(Excerpts from an interface dataset)
——————————
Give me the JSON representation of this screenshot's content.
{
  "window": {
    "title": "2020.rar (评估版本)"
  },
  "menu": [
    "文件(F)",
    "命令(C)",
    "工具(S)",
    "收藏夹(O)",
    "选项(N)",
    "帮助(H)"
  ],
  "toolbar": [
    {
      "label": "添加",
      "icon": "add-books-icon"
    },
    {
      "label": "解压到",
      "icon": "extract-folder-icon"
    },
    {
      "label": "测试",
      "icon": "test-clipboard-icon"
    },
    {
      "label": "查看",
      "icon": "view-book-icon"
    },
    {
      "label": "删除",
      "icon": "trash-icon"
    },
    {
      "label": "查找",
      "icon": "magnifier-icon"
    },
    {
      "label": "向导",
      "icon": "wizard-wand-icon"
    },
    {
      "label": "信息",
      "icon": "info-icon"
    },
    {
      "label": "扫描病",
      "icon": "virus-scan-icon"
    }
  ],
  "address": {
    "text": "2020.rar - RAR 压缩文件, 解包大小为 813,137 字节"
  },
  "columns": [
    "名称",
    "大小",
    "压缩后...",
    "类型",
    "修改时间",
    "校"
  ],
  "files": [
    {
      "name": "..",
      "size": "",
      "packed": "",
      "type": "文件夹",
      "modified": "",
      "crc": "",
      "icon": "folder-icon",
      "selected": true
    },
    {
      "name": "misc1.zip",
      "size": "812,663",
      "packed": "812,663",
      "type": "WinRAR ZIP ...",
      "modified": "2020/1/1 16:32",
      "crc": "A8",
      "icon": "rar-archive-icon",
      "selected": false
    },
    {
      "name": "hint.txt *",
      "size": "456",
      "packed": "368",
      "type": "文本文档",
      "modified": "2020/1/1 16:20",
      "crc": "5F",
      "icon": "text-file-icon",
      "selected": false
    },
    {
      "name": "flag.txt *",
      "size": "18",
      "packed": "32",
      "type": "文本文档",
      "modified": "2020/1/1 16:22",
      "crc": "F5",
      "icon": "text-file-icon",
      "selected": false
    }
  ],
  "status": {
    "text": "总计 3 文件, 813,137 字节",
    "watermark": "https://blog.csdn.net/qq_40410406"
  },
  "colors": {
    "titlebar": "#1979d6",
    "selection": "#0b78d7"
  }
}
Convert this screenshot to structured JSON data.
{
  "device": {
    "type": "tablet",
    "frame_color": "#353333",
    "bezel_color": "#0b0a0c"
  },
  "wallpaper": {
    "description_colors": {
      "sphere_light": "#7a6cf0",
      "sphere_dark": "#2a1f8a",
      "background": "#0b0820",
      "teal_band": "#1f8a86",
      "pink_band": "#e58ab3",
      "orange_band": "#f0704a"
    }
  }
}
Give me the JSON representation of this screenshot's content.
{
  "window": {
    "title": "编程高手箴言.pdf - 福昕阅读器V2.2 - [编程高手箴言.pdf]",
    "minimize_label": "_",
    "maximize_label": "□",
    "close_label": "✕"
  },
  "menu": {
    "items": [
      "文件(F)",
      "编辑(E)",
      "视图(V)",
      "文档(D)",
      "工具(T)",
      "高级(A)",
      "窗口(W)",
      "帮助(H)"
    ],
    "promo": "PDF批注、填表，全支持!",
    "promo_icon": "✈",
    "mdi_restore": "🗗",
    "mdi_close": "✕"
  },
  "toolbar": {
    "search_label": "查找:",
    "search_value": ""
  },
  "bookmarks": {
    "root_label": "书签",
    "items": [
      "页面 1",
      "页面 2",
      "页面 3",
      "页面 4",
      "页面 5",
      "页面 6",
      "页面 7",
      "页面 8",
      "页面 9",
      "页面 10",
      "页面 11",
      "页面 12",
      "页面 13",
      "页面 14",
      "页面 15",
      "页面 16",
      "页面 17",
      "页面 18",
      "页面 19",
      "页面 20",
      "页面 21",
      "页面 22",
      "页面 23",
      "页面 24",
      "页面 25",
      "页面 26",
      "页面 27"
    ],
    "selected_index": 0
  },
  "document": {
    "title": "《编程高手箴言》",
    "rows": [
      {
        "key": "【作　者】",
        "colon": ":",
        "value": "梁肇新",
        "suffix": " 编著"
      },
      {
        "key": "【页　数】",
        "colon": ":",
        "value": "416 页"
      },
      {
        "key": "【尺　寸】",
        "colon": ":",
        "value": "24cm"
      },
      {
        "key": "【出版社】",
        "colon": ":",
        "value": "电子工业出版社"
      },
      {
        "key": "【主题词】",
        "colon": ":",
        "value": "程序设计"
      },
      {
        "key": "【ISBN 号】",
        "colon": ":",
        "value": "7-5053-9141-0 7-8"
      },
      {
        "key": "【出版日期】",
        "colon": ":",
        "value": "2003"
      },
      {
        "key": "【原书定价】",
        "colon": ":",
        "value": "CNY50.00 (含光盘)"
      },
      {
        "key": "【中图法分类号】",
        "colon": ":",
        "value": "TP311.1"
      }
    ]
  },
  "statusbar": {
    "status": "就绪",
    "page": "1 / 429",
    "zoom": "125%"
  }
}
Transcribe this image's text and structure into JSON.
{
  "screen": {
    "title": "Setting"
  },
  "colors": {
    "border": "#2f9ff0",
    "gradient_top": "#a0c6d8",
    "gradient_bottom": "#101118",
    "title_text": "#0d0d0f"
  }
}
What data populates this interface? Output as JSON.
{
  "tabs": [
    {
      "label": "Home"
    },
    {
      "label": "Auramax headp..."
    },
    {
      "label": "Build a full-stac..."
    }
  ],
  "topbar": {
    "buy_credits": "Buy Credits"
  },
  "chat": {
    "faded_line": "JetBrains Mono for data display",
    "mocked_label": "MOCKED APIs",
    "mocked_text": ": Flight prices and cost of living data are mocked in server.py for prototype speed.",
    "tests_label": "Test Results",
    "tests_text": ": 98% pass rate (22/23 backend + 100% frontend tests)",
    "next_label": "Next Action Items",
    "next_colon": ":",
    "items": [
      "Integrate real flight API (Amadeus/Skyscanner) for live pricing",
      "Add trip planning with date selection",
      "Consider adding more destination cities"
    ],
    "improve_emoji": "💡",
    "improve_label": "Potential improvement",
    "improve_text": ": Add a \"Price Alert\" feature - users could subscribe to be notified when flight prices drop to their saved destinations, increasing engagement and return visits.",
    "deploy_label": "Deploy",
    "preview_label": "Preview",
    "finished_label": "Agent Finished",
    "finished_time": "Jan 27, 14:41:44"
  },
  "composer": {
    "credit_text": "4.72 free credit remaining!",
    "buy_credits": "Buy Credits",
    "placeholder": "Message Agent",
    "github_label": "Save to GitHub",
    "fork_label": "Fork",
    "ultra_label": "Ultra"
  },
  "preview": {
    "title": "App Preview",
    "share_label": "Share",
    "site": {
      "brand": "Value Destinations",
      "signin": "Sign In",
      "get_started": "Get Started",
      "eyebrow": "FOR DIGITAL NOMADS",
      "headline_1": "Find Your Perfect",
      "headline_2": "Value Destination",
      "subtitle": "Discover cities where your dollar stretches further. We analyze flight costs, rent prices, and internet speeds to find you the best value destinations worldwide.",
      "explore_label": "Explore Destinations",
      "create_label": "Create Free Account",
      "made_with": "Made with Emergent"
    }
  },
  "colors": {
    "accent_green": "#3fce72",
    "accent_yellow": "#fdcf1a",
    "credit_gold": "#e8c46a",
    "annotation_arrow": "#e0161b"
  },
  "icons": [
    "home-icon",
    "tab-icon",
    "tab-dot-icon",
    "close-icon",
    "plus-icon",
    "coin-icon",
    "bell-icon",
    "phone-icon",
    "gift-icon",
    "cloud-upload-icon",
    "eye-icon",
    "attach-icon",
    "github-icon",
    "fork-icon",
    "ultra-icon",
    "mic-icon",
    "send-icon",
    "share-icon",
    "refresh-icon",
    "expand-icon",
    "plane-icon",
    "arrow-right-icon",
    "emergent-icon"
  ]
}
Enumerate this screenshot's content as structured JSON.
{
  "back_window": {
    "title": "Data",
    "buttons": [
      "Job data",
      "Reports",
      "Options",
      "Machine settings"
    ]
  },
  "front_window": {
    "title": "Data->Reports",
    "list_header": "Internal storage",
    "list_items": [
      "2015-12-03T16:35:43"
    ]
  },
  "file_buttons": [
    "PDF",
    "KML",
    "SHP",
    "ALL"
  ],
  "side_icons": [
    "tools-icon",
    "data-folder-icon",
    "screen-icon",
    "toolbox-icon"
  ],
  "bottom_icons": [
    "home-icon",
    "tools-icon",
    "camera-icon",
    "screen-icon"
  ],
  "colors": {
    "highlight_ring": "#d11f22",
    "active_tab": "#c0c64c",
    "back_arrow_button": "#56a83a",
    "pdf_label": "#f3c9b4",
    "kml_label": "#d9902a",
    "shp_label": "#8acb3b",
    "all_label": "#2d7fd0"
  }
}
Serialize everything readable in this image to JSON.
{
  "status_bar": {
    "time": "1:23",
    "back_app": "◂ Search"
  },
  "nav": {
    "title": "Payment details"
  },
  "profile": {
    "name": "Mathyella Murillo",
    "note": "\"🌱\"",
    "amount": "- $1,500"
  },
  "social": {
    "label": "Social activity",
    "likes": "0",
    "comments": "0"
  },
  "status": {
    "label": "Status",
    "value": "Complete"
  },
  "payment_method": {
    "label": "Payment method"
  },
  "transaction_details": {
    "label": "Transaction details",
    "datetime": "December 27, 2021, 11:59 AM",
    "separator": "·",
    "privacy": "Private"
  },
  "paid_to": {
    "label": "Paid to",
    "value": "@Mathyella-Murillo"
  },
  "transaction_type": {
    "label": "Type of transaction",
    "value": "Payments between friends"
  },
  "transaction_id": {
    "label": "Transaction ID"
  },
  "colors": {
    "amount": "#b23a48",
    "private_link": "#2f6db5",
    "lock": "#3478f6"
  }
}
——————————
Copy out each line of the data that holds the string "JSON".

> Solved exercise
Give me the JSON representation of this screenshot's content.
Convert this screenshot to structured JSON data.
Give me the JSON representation of this screenshot's content.
Transcribe this image's text and structure into JSON.
What data populates this interface? Output as JSON.
Enumerate this screenshot's content as structured JSON.
Serialize everything readable in this image to JSON.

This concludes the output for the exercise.